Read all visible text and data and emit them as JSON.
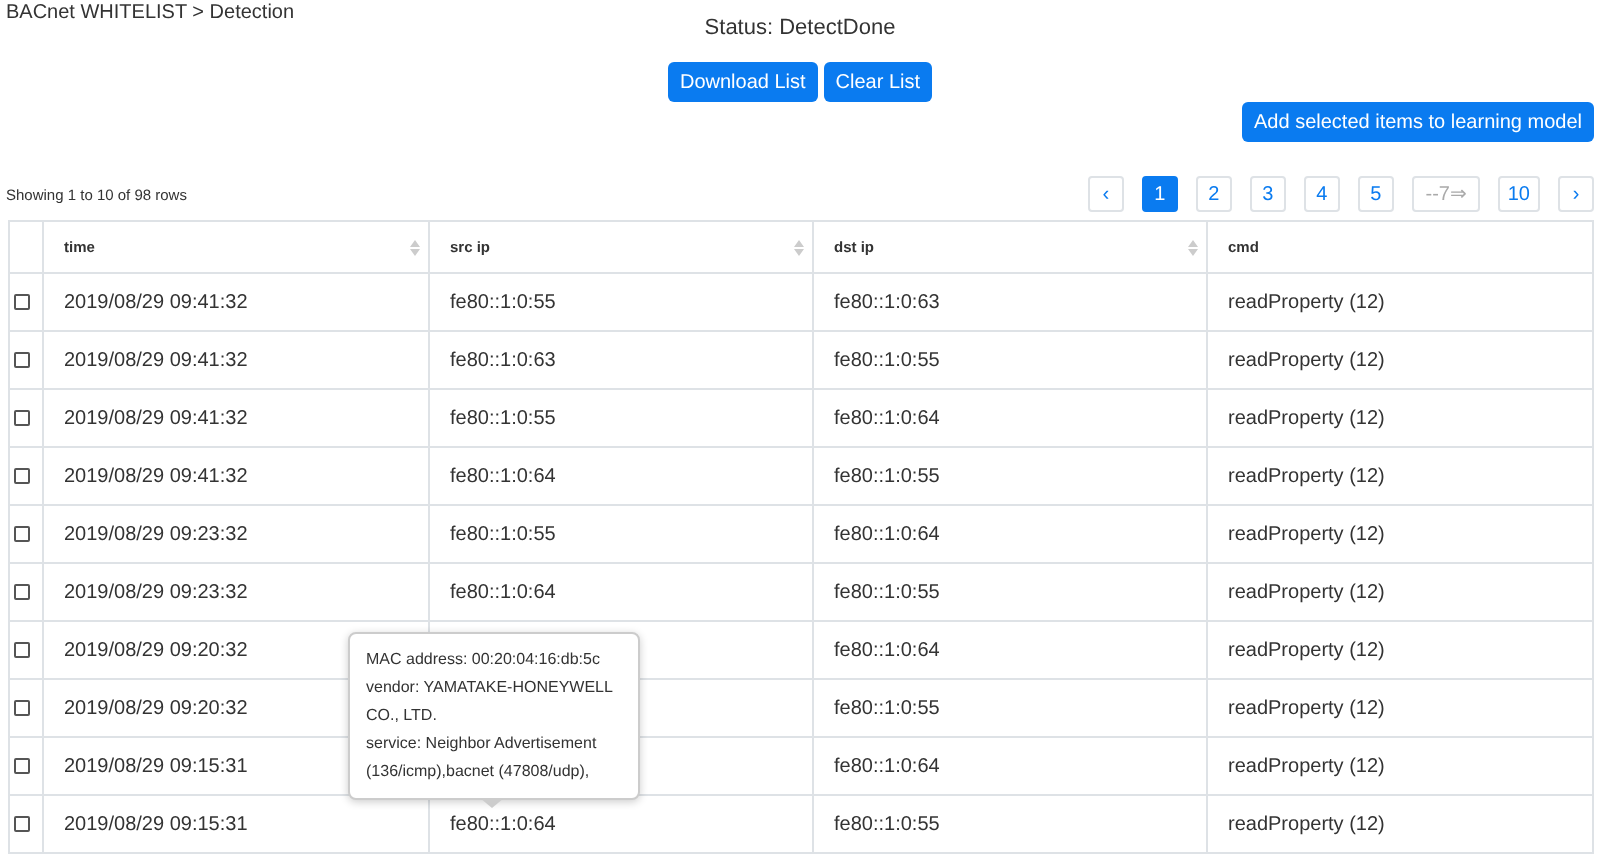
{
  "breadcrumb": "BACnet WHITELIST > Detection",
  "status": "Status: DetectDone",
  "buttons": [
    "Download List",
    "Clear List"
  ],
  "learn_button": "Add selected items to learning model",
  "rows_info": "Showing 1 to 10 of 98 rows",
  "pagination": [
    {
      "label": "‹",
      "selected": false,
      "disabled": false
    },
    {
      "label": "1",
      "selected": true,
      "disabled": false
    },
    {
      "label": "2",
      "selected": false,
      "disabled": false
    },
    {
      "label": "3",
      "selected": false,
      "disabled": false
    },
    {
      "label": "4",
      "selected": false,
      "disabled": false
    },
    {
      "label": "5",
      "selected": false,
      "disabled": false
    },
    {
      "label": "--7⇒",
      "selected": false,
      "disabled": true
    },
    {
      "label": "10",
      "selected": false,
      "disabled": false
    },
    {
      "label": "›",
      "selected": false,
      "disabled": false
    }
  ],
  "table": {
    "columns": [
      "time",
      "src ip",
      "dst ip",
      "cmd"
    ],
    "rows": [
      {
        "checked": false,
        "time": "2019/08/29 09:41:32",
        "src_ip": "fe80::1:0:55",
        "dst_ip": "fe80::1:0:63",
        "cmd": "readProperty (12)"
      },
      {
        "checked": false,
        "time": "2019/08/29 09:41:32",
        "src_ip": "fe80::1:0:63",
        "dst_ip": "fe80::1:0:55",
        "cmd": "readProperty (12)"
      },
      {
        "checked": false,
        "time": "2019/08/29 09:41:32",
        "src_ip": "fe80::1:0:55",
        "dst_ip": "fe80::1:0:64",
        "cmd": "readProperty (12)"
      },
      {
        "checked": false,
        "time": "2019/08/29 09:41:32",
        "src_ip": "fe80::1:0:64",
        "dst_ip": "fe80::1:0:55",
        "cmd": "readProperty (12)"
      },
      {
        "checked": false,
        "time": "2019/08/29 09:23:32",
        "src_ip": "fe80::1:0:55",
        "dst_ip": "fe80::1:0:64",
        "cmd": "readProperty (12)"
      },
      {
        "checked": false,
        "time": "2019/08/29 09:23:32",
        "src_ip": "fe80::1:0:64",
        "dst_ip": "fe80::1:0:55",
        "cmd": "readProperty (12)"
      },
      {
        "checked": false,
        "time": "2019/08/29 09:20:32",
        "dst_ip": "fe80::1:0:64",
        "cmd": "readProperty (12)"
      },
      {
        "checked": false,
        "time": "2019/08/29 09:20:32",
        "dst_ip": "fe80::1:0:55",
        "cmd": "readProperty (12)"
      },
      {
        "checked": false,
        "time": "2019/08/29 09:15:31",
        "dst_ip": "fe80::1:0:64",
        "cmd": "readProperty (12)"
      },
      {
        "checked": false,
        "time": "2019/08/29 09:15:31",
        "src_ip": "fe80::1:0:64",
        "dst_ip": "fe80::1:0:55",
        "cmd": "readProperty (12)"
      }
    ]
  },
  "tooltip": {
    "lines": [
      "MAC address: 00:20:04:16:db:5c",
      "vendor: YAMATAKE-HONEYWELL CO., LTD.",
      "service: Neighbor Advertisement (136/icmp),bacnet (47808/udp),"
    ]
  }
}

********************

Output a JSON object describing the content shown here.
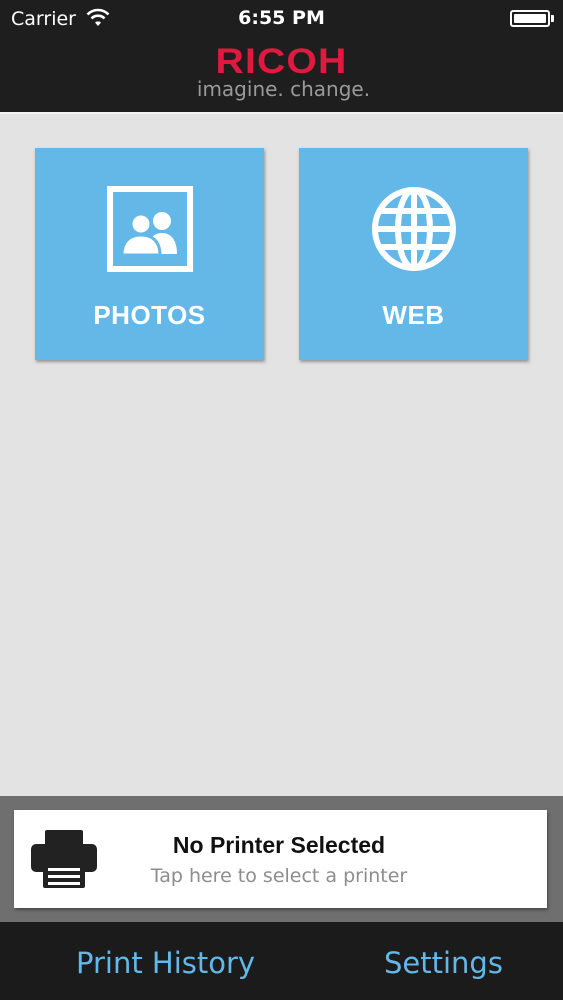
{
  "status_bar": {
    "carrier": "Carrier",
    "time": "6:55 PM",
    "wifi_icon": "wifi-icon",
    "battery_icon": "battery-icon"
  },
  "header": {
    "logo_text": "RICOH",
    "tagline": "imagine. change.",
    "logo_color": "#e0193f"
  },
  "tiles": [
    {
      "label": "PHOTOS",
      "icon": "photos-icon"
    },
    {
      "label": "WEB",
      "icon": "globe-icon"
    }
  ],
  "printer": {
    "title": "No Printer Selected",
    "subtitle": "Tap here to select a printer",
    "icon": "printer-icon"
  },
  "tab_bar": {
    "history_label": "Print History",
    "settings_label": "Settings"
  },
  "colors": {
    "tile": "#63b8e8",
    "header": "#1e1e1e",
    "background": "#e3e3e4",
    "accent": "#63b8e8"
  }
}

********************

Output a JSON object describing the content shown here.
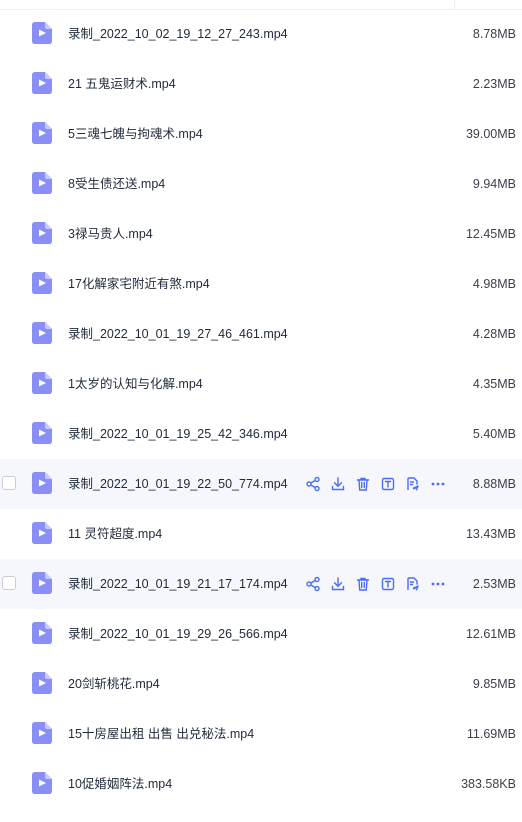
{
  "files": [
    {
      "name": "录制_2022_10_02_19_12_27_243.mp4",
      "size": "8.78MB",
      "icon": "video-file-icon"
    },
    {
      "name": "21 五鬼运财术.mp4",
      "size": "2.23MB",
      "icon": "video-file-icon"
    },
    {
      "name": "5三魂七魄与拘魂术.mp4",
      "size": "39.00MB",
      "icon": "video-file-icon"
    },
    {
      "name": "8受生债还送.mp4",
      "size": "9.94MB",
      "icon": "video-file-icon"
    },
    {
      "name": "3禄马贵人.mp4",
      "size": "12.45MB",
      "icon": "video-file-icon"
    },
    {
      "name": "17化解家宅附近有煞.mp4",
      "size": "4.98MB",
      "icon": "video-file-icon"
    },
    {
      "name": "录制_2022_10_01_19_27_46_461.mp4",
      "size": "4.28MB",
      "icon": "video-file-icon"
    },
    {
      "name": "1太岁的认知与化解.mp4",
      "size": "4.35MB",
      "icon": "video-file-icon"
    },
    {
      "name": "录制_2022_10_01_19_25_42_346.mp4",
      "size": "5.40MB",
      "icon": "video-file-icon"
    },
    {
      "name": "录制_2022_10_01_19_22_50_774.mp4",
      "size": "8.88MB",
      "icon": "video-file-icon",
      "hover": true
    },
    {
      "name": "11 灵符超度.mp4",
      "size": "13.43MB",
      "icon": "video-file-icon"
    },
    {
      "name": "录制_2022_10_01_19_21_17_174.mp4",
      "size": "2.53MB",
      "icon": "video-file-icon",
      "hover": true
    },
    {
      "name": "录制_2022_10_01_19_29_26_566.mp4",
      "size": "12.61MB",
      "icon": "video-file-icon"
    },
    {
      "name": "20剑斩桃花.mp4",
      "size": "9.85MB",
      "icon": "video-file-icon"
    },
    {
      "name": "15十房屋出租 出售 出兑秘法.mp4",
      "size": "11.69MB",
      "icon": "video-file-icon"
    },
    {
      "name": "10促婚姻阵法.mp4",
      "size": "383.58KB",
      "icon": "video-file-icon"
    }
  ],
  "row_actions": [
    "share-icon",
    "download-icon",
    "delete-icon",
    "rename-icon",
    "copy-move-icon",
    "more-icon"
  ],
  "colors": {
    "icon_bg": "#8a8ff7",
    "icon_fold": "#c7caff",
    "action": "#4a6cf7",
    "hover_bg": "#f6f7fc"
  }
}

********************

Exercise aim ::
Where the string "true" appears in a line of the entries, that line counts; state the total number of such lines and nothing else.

Written answer ::
4